Everyone needs an Aunt Lorraine. Born on 111222 as she liked to say, she’s been on my mind for several days, and I’m celebrating her 94th birthday as I write this, though she “stepped out” several years ago (her expression).
She was the picture of hard work, waking every day at 5:00AM; self-sufficiency, who held herself accountable to high standards; and perseverance, as she quietly fought gender issues in the late 40’s and early 50’s while in med school and early in her career. She relied on her Christian faith, and dutifully studied not only the Bible, but knew that a wise person was also familiar with the beliefs and teachings of other faiths. How could she understand others if she didn’t take the time to personally know their core values, especially when they moved into the neighborhood? She certainly wasn’t going to depend on the media for that. But above all else, it was her compassion that set her apart from anyone I’ll ever know, and she was the first to give help, never questioning nor judging.

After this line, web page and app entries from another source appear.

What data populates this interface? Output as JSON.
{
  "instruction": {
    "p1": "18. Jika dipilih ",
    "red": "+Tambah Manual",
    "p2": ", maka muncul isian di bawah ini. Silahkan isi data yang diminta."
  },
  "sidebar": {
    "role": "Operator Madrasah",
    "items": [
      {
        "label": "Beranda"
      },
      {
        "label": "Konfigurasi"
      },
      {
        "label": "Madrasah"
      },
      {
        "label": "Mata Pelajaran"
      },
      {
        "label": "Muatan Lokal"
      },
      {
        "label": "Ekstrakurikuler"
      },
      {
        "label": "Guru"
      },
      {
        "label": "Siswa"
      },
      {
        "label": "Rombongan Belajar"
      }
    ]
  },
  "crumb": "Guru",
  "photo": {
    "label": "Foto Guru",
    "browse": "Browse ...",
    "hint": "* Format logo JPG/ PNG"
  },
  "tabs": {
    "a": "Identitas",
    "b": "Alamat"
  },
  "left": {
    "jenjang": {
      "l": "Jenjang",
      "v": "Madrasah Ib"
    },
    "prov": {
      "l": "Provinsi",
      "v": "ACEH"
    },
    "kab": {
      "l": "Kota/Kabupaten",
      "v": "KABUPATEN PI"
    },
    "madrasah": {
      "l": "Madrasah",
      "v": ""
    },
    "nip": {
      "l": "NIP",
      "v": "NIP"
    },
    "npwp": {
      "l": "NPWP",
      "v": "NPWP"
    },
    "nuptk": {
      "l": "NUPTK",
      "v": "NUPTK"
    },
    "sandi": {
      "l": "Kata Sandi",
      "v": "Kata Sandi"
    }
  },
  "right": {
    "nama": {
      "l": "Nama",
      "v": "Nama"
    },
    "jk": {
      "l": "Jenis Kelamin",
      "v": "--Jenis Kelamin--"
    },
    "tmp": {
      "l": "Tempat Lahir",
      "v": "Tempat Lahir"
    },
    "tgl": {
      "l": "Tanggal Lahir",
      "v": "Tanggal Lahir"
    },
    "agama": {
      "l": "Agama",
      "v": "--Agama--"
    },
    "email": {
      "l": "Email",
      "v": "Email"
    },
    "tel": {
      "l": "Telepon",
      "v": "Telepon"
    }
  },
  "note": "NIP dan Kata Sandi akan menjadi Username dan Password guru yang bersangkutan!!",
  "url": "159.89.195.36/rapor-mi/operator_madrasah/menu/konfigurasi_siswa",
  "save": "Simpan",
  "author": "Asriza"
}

I didn’t know her well as I was growing up. While my father, her older brother, moved his family west from their Milwaukee home to western Wisconsin, she moved east to Detroit to continue her medical education and begin her practice. Consequently, our paths only crossed once or twice a year on holidays. But when both of my parents got sick with cancer within months of each other, she became our medical translator, and it was Aunt Lorraine who called me to give me my father’s diagnosis. Our bond strengthened from that point on.
I lost my mom when I was 26, less than a year later, my dad, and at the end of the next year, I was caught up in the great recession of 1982 and lost my teaching job. With all three of my older siblings settled, and my refusal to grow up, I was floundering. So while I should have been looking for a job, I traveled to England and Scotland and spent a month rediscovering fun. I have never regretted that trip.
At Aunt Lorraine’s invitation, I joined her in Detroit and began my life as a Michiganian. I’ve always considered what a blessing it was that my parents nurtured my personal development for the first 26 years, before they passed me on to her for the next 30 years. Even though most of my peers had begun the next chapter of their lives through marriage and starting their own families, they continued to turn to their folks, or another trusted adult, for advice or consultation as they wrestled with relationships, parenting, careers, or major life decisions. And that’s the role she played in my life, cheering me along the way.
So the point of all of this? Everyone needs an Aunt Lorraine, but more importantly, everyone needs to be an Aunt Lorraine. It’s not her words that I remember, but how she lived her life, and I am so grateful for that. Hard work, self-sufficiency, perseverance, faith and compassion. I fear her effort to impart each of these qualities on me fell short, but thinking of her has been calming for me lately.
What we model to others leaves a more lasting message than what we say. As I wrap up this week, I am more mindful of this lesson and wonder what I’ve been teaching? Happy Birthday, Aunt Lorraine. You gave me a great gift.